A young medical resident resists pressure from hospital administrators to discharge an elderly woman exhibiting vague yet disturbing symptoms. Eventually succumbing to the wishes of his superiors, the doctor reluctantly sends his patient home. Soon thereafter, the woman dies.
In Implant, F. Paul Wilson confronts the current trend in medical care in which treatment decisions are increasingly dictated, not by what is best for the needs of the individual patients, but by hospital and political bureaucrats primarily concerned with impersonally imposed guidelines designed to curtail expenses. In the course of this novel, Wilson also dissects Congressional committees which listen more to the the self-serving prattle of incompetent, non-practicing doctors than to those who face the gritty, often messy details of daily hospital life.
Yet Wilson holds even good doctors partially responsible for their plight. The unpleasant reality of today's society requires that concerned physicians step forward and become political activists in order to defend the integrity of their profession. Only in such a fashion do they have any hope of resisting and overturning the destructive regulations fencing them in. Abandoning the political arena to the hacks and power-grabbers will only ensure the defeat of pro-freedom approaches to health care.
Implant's protagonist is Dr. Gina Panzella -- a young woman determined to accept the challenge of taking the reins of her life into her own hands. Though it costs her in terms of friendships and ease of life, she seeks to alter the status quo by becoming a staff member on the (fictional) Joint Committee on Medical Ethics and Practice Guidelines. In doing so, she must counter the opposition of her mentor and employer, Dr.Duncan Lathram.
Lathram is a plastic surgeon who refuses to treat any patient using government regulated and/or financed insurance to pay for his services. Because of his discretion, extraordinary skill, and "exorbitantly" high fees, Dr. Lathram attracts many influential patients from the Washington scene who desire to project a younger, more active facade for their constituents and colleagues.
When a number of these prominent patients begin suffering inexplicable and seemingly random accidents, the book's suspense and mystery ratchet into high gear. In the process of uncovering the truth about Dr. Lathram and his activities, Gina finds her own career and life in jeopardy from both her mentor and the authorities.

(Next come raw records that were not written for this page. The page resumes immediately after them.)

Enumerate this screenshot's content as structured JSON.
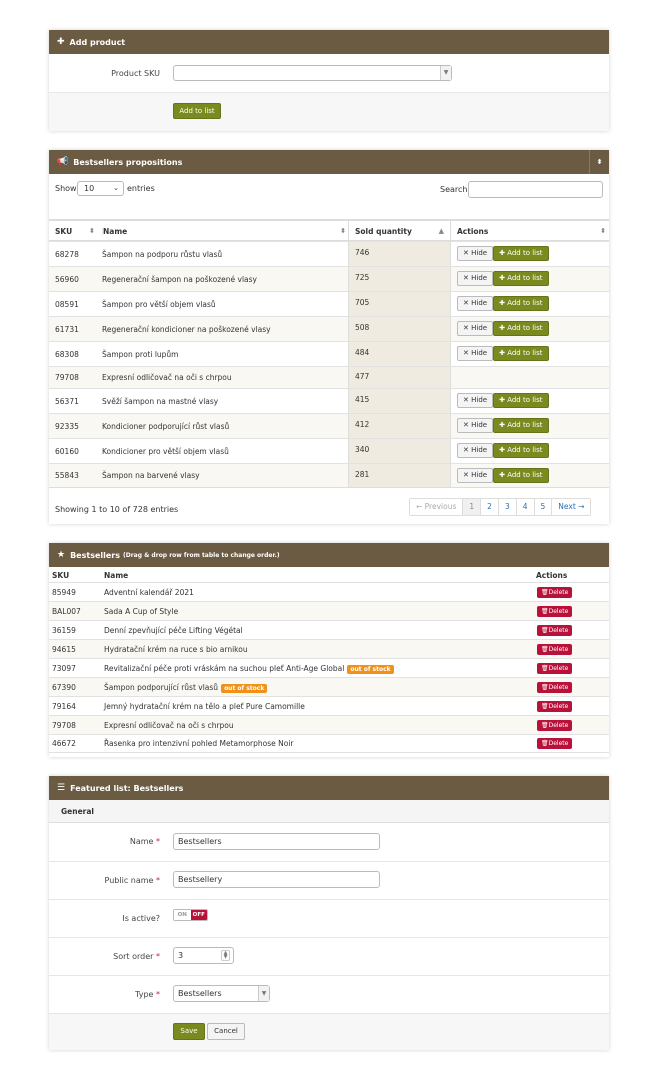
{
  "add_product": {
    "title": "Add product",
    "sku_label": "Product SKU",
    "sku_value": "",
    "add_button": "Add to list"
  },
  "propositions": {
    "title": "Bestsellers propositions",
    "show_label": "Show",
    "show_value": "10",
    "entries_label": "entries",
    "search_label": "Search:",
    "search_value": "",
    "columns": [
      "SKU",
      "Name",
      "Sold quantity",
      "Actions"
    ],
    "hide_label": "Hide",
    "add_label": "Add to list",
    "rows": [
      {
        "sku": "68278",
        "name": "Šampon na podporu růstu vlasů",
        "qty": "746",
        "actions": true
      },
      {
        "sku": "56960",
        "name": "Regenerační šampon na poškozené vlasy",
        "qty": "725",
        "actions": true
      },
      {
        "sku": "08591",
        "name": "Šampon pro větší objem vlasů",
        "qty": "705",
        "actions": true
      },
      {
        "sku": "61731",
        "name": "Regenerační kondicioner na poškozené vlasy",
        "qty": "508",
        "actions": true
      },
      {
        "sku": "68308",
        "name": "Šampon proti lupům",
        "qty": "484",
        "actions": true
      },
      {
        "sku": "79708",
        "name": "Expresní odličovač na oči s chrpou",
        "qty": "477",
        "actions": false
      },
      {
        "sku": "56371",
        "name": "Svěží šampon na mastné vlasy",
        "qty": "415",
        "actions": true
      },
      {
        "sku": "92335",
        "name": "Kondicioner podporující růst vlasů",
        "qty": "412",
        "actions": true
      },
      {
        "sku": "60160",
        "name": "Kondicioner pro větší objem vlasů",
        "qty": "340",
        "actions": true
      },
      {
        "sku": "55843",
        "name": "Šampon na barvené vlasy",
        "qty": "281",
        "actions": true
      }
    ],
    "showing": "Showing 1 to 10 of 728 entries",
    "pager": {
      "prev": "← Previous",
      "pages": [
        "1",
        "2",
        "3",
        "4",
        "5"
      ],
      "next": "Next →"
    }
  },
  "bestsellers": {
    "title": "Bestsellers",
    "subtitle": "(Drag & drop row from table to change order.)",
    "columns": [
      "SKU",
      "Name",
      "Actions"
    ],
    "delete_label": "Delete",
    "oos_label": "out of stock",
    "rows": [
      {
        "sku": "85949",
        "name": "Adventní kalendář 2021",
        "oos": false
      },
      {
        "sku": "BAL007",
        "name": "Sada A Cup of Style",
        "oos": false
      },
      {
        "sku": "36159",
        "name": "Denní zpevňující péče Lifting Végétal",
        "oos": false
      },
      {
        "sku": "94615",
        "name": "Hydratační krém na ruce s bio arnikou",
        "oos": false
      },
      {
        "sku": "73097",
        "name": "Revitalizační péče proti vráskám na suchou pleť Anti-Age Global",
        "oos": true
      },
      {
        "sku": "67390",
        "name": "Šampon podporující růst vlasů",
        "oos": true
      },
      {
        "sku": "79164",
        "name": "Jemný hydratační krém na tělo a pleť Pure Camomille",
        "oos": false
      },
      {
        "sku": "79708",
        "name": "Expresní odličovač na oči s chrpou",
        "oos": false
      },
      {
        "sku": "46672",
        "name": "Řasenka pro intenzivní pohled Metamorphose Noir",
        "oos": false
      }
    ]
  },
  "featured": {
    "title": "Featured list: Bestsellers",
    "section": "General",
    "name_label": "Name",
    "name_value": "Bestsellers",
    "public_label": "Public name",
    "public_value": "Bestsellery",
    "active_label": "Is active?",
    "active_on": "ON",
    "active_off": "OFF",
    "sort_label": "Sort order",
    "sort_value": "3",
    "type_label": "Type",
    "type_value": "Bestsellers",
    "save": "Save",
    "cancel": "Cancel"
  },
  "colors": {
    "header": "#6b5b42",
    "green": "#7a8a1f",
    "delete": "#b8123a",
    "oos": "#f0911a"
  }
}
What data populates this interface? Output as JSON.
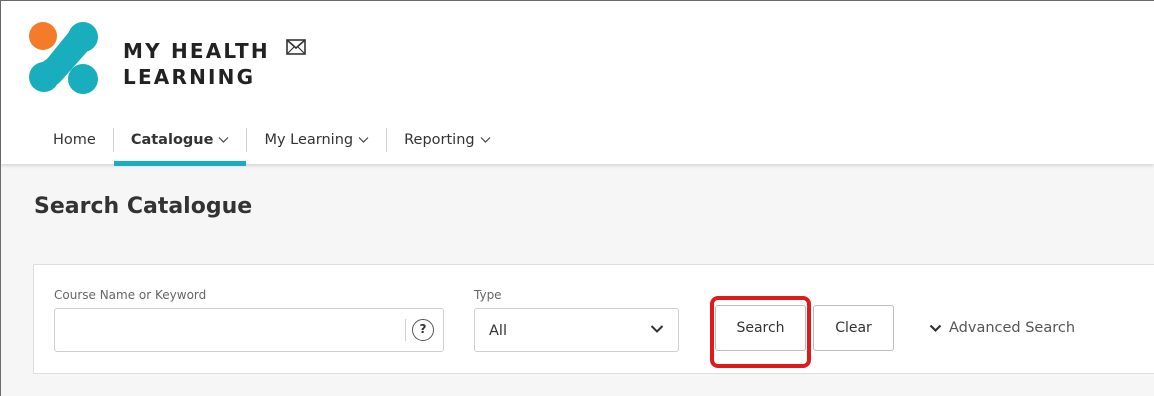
{
  "brand": {
    "line1": "MY HEALTH",
    "line2": "LEARNING"
  },
  "icons": {
    "logo": "my-health-learning-logo",
    "mail": "mail-icon",
    "help": "help-icon",
    "select_arrow": "chevron-down-icon"
  },
  "colors": {
    "accent": "#18aebd",
    "logo_orange": "#f47b2a",
    "logo_teal": "#18aebd",
    "highlight": "#e01a1a"
  },
  "nav": {
    "items": [
      {
        "label": "Home",
        "has_menu": false,
        "active": false
      },
      {
        "label": "Catalogue",
        "has_menu": true,
        "active": true
      },
      {
        "label": "My Learning",
        "has_menu": true,
        "active": false
      },
      {
        "label": "Reporting",
        "has_menu": true,
        "active": false
      }
    ]
  },
  "page": {
    "title": "Search Catalogue"
  },
  "search": {
    "keyword_label": "Course Name or Keyword",
    "keyword_value": "",
    "help_glyph": "?",
    "type_label": "Type",
    "type_value": "All",
    "search_button": "Search",
    "clear_button": "Clear",
    "advanced_link": "Advanced Search"
  }
}
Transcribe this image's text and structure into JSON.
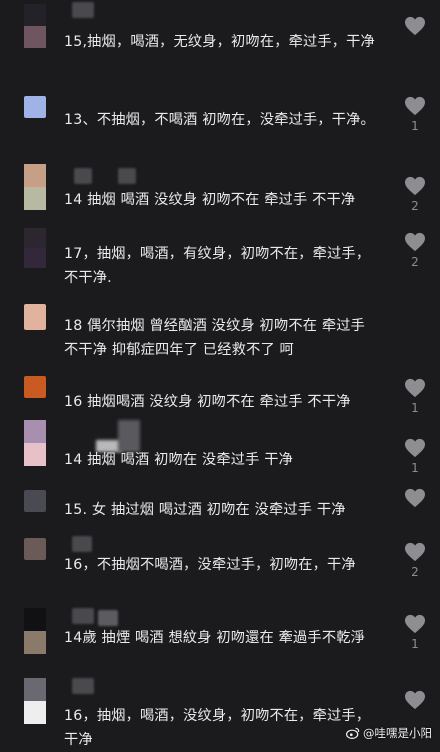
{
  "comments": [
    {
      "text": "15,抽烟，喝酒，无纹身，初吻在，牵过手，干净",
      "likes": "",
      "avatar": [
        "#222228",
        "#6e5560"
      ]
    },
    {
      "text": "13、不抽烟，不喝酒 初吻在，没牵过手，干净。",
      "likes": "1",
      "avatar": [
        "#9fb3e6"
      ]
    },
    {
      "text": "14 抽烟 喝酒 没纹身 初吻不在 牵过手 不干净",
      "likes": "2",
      "avatar": [
        "#c5a086",
        "#b7b9a3"
      ]
    },
    {
      "text": "17，抽烟，喝酒，有纹身，初吻不在，牵过手，不干净.",
      "likes": "2",
      "avatar": [
        "#2b2630",
        "#32283a"
      ]
    },
    {
      "text": "18 偶尔抽烟 曾经酗酒 没纹身 初吻不在 牵过手 不干净 抑郁症四年了 已经救不了 呵",
      "likes": "",
      "avatar": [
        "#e7b9a2",
        "#d7a88f"
      ]
    },
    {
      "text": "16 抽烟喝酒 没纹身 初吻不在 牵过手 不干净",
      "likes": "1",
      "avatar": [
        "#c85a22"
      ]
    },
    {
      "text": "14 抽烟 喝酒 初吻在 没牵过手 干净",
      "likes": "1",
      "avatar": [
        "#a88fb0",
        "#e7c0c8"
      ]
    },
    {
      "text": "15. 女 抽过烟 喝过酒 初吻在 没牵过手 干净",
      "likes": "",
      "avatar": [
        "#4a4b52"
      ]
    },
    {
      "text": "16，不抽烟不喝酒，没牵过手，初吻在，干净",
      "likes": "2",
      "avatar": [
        "#6a5a58"
      ]
    },
    {
      "text": "14歲 抽煙 喝酒 想紋身 初吻還在 牽過手不乾淨",
      "likes": "1",
      "avatar": [
        "#111114",
        "#8a7a6a"
      ]
    },
    {
      "text": "16，抽烟，喝酒，没纹身，初吻不在，牵过手，干净",
      "likes": "",
      "avatar": [
        "#6a6870",
        "#eeeeee"
      ]
    }
  ],
  "watermark": {
    "text": "@哇嘿是小阳",
    "icon": "weibo-logo-icon"
  }
}
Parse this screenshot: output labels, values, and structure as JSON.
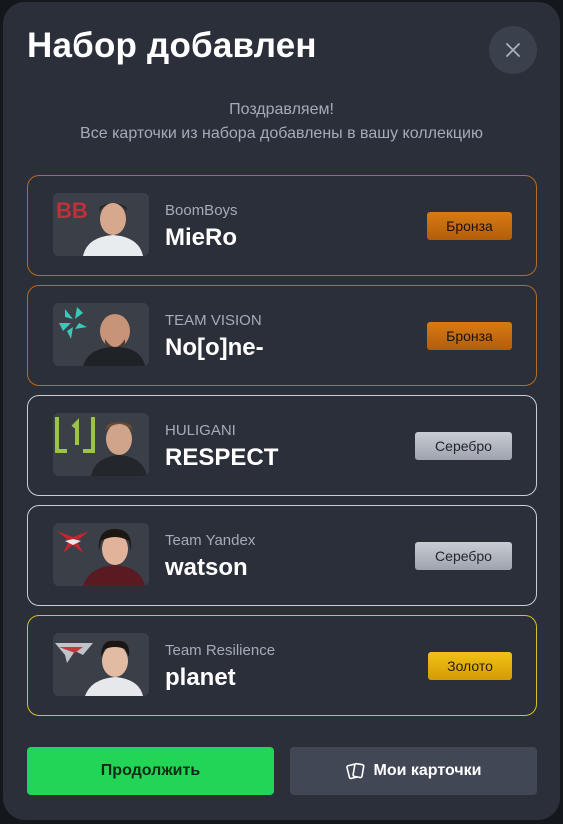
{
  "modal": {
    "title": "Набор добавлен",
    "subtitle_line1": "Поздравляем!",
    "subtitle_line2": "Все карточки из набора добавлены в вашу коллекцию"
  },
  "cards": [
    {
      "team": "BoomBoys",
      "player": "MieRo",
      "rarity": "Бронза",
      "tier": "bronze",
      "team_logo": "boomboys-logo"
    },
    {
      "team": "TEAM VISION",
      "player": "No[o]ne-",
      "rarity": "Бронза",
      "tier": "bronze",
      "team_logo": "team-vision-logo"
    },
    {
      "team": "HULIGANI",
      "player": "RESPECT",
      "rarity": "Серебро",
      "tier": "silver",
      "team_logo": "huligani-logo"
    },
    {
      "team": "Team Yandex",
      "player": "watson",
      "rarity": "Серебро",
      "tier": "silver",
      "team_logo": "team-yandex-logo"
    },
    {
      "team": "Team Resilience",
      "player": "planet",
      "rarity": "Золото",
      "tier": "gold",
      "team_logo": "team-resilience-logo"
    }
  ],
  "buttons": {
    "continue_label": "Продолжить",
    "my_cards_label": "Мои карточки",
    "my_cards_icon": "cards-icon",
    "close_icon": "close-icon"
  },
  "colors": {
    "modal_bg": "#2b2f3a",
    "continue_green": "#23d557",
    "bronze": "#d97b13",
    "silver": "#c8ccd3",
    "gold": "#f2c214"
  }
}
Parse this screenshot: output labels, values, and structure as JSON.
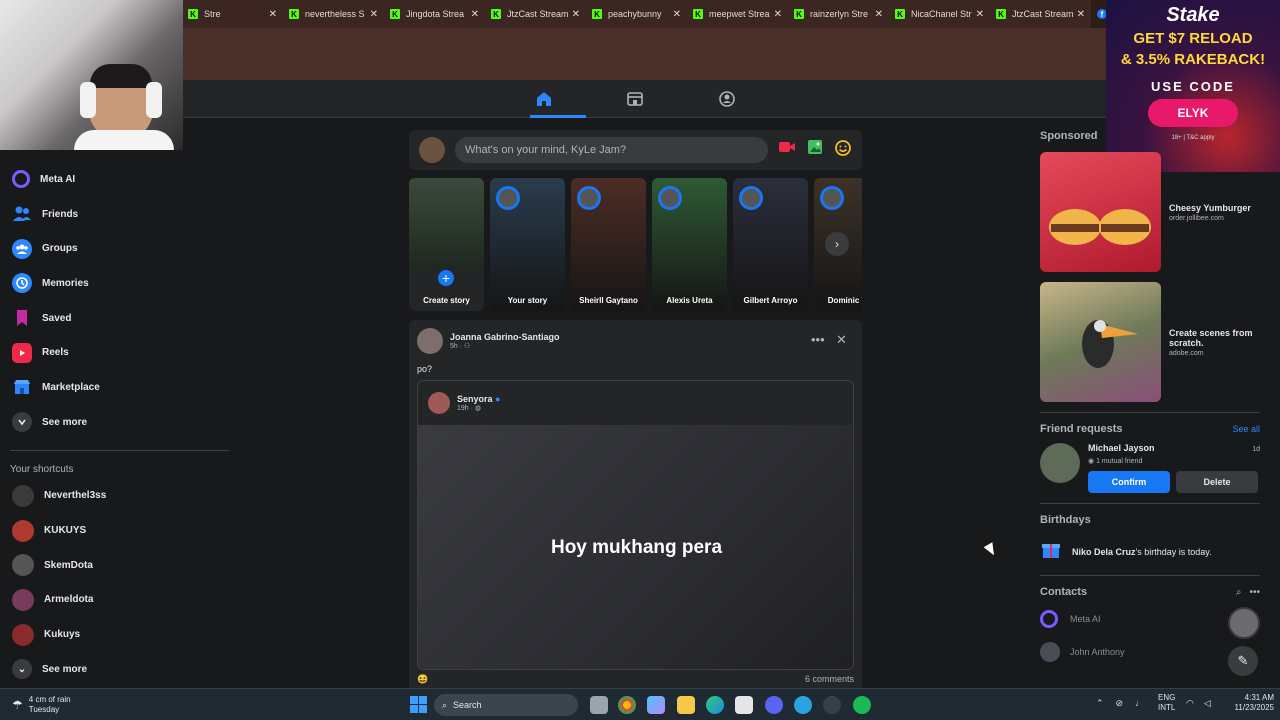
{
  "browser": {
    "tabs": [
      {
        "label": "Stre",
        "icon": "kick-icon"
      },
      {
        "label": "nevertheless S",
        "icon": "kick-icon"
      },
      {
        "label": "Jingdota Strea",
        "icon": "kick-icon"
      },
      {
        "label": "JtzCast Stream",
        "icon": "kick-icon"
      },
      {
        "label": "peachybunny",
        "icon": "kick-icon"
      },
      {
        "label": "meepwet Strea",
        "icon": "kick-icon"
      },
      {
        "label": "rainzerlyn Stre",
        "icon": "kick-icon"
      },
      {
        "label": "NicaChanel Str",
        "icon": "kick-icon"
      },
      {
        "label": "JtzCast Stream",
        "icon": "kick-icon"
      },
      {
        "label": "Facebook",
        "icon": "facebook-icon",
        "active": true
      }
    ]
  },
  "ad_banner": {
    "brand": "Stake",
    "promo_line1": "GET $7 RELOAD",
    "promo_line2": "& 3.5% RAKEBACK!",
    "code_label": "USE CODE",
    "code": "ELYK",
    "fine_print": "18+ | T&C apply"
  },
  "sidebar": {
    "items": [
      {
        "label": "Meta AI",
        "icon": "meta-ai-icon"
      },
      {
        "label": "Friends",
        "icon": "friends-icon"
      },
      {
        "label": "Groups",
        "icon": "groups-icon"
      },
      {
        "label": "Memories",
        "icon": "memories-icon"
      },
      {
        "label": "Saved",
        "icon": "saved-icon"
      },
      {
        "label": "Reels",
        "icon": "reels-icon"
      },
      {
        "label": "Marketplace",
        "icon": "marketplace-icon"
      },
      {
        "label": "See more",
        "icon": "chevron-down-icon"
      }
    ],
    "shortcuts_title": "Your shortcuts",
    "shortcuts": [
      {
        "label": "Neverthel3ss"
      },
      {
        "label": "KUKUYS"
      },
      {
        "label": "SkemDota"
      },
      {
        "label": "Armeldota"
      },
      {
        "label": "Kukuys"
      },
      {
        "label": "See more"
      }
    ]
  },
  "composer": {
    "placeholder": "What's on your mind, KyLe Jam?"
  },
  "stories": [
    {
      "name": "Create story",
      "color": "#2c3a2c"
    },
    {
      "name": "Your story",
      "color": "#2a3c4e"
    },
    {
      "name": "Sheirll Gaytano",
      "color": "#4d2d25"
    },
    {
      "name": "Alexis Ureta",
      "color": "#2f5a34"
    },
    {
      "name": "Gilbert Arroyo",
      "color": "#2b2e3c"
    },
    {
      "name": "Dominic Tua",
      "color": "#3d3228"
    }
  ],
  "post": {
    "author": "Joanna Gabrino-Santiago",
    "time": "5h ·",
    "text": "po?",
    "shared": {
      "author": "Senyora",
      "time": "19h ·",
      "body": "Hoy mukhang pera"
    },
    "comments": "6 comments"
  },
  "right": {
    "sponsored_title": "Sponsored",
    "ads": [
      {
        "title": "Cheesy Yumburger",
        "source": "order.jollibee.com",
        "color": "#c8283a"
      },
      {
        "title": "Create scenes from scratch.",
        "source": "adobe.com",
        "color": "#6e7a58"
      }
    ],
    "friend_requests": {
      "title": "Friend requests",
      "see_all": "See all",
      "name": "Michael Jayson",
      "age": "1d",
      "mutual": "1 mutual friend",
      "confirm": "Confirm",
      "delete": "Delete"
    },
    "birthdays": {
      "title": "Birthdays",
      "name": "Niko Dela Cruz",
      "text": "'s birthday is today."
    },
    "contacts": {
      "title": "Contacts",
      "items": [
        {
          "name": "Meta AI"
        },
        {
          "name": "John Anthony"
        }
      ]
    }
  },
  "taskbar": {
    "weather_line1": "4 cm of rain",
    "weather_line2": "Tuesday",
    "search": "Search",
    "lang1": "ENG",
    "lang2": "INTL",
    "time": "4:31 AM",
    "date": "11/23/2025"
  },
  "colors": {
    "accent": "#1877f2",
    "kick": "#53fc18"
  }
}
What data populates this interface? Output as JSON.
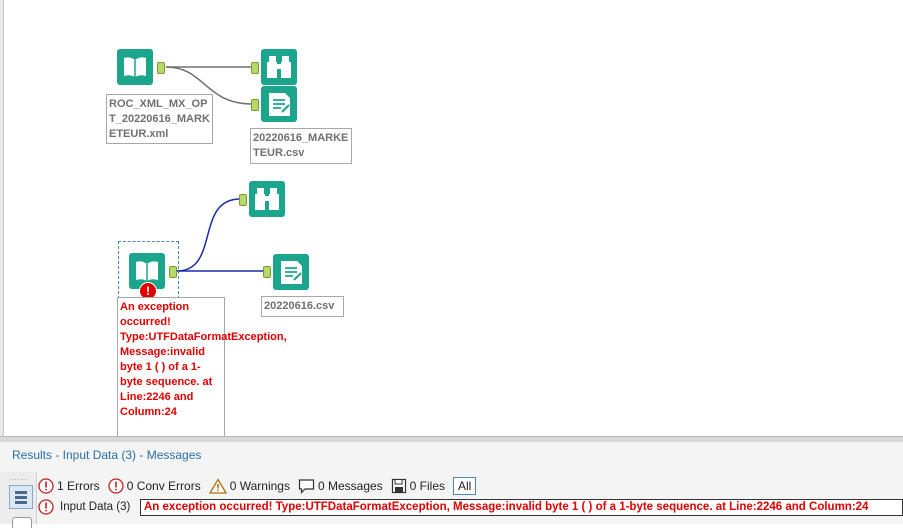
{
  "canvas": {
    "input1_label": "ROC_XML_MX_OPT_20220616_MARKETEUR.xml",
    "output1_label": "20220616_MARKETEUR.csv",
    "input2_error": "An exception occurred! Type:UTFDataFormatException, Message:invalid byte 1 ( ) of a 1-byte sequence. at Line:2246 and Column:24",
    "output2_label": "20220616.csv",
    "error_badge": "!",
    "icons": {
      "input": "book-icon",
      "browse": "binoculars-icon",
      "output": "output-file-icon"
    },
    "colors": {
      "tool": "#1aa58c",
      "anchor": "#b8d86a",
      "wire1": "#707070",
      "wire2": "#1a2aa8",
      "error": "#e00000"
    }
  },
  "results": {
    "title": "Results - Input Data (3) - Messages",
    "filters": {
      "errors": "1 Errors",
      "conv_errors": "0 Conv Errors",
      "warnings": "0 Warnings",
      "messages": "0 Messages",
      "files": "0 Files",
      "all": "All"
    },
    "message": {
      "source": "Input Data (3)",
      "text": "An exception occurred! Type:UTFDataFormatException, Message:invalid byte 1 ( ) of a 1-byte sequence. at Line:2246 and Column:24"
    }
  }
}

Author Wilson is a (pleasant) anomaly on today's best-seller scene. A medical doctor and a self-styled libertarian, Wilson got his start writing science fiction stories. From there, he moved on to a highly successful series of horror/thriller novels beginning with The Keep (which Hollywood transformed into a movie). Most recently, he has dipped into his other career for inspiration and concentrated on medical thrillers with a philosophical bent. His previous novel, The Select, dealt with the question of what constitutes ethical medical research.
In Implant, Wilson has created appealing characters in Gina Panzella and the FBI agent -- Gerry Canney -- who comes to trust and befriend her. As the reader learns the sad reasons behind Dr. Lathram's intense hatred of government involvement in the medical field, he can sympathize -- perhaps even empathize -- with the surgeon's tragic situation...even if the doctor's clever scheme for exacting his revenge (justice?) must ultimately be rejected.
For Freeman readers seeking a good, suspenseful read combined with that rarity in best-selling novels, an argument for more freedom, F. Paul Wilson's Implant will not disappoint.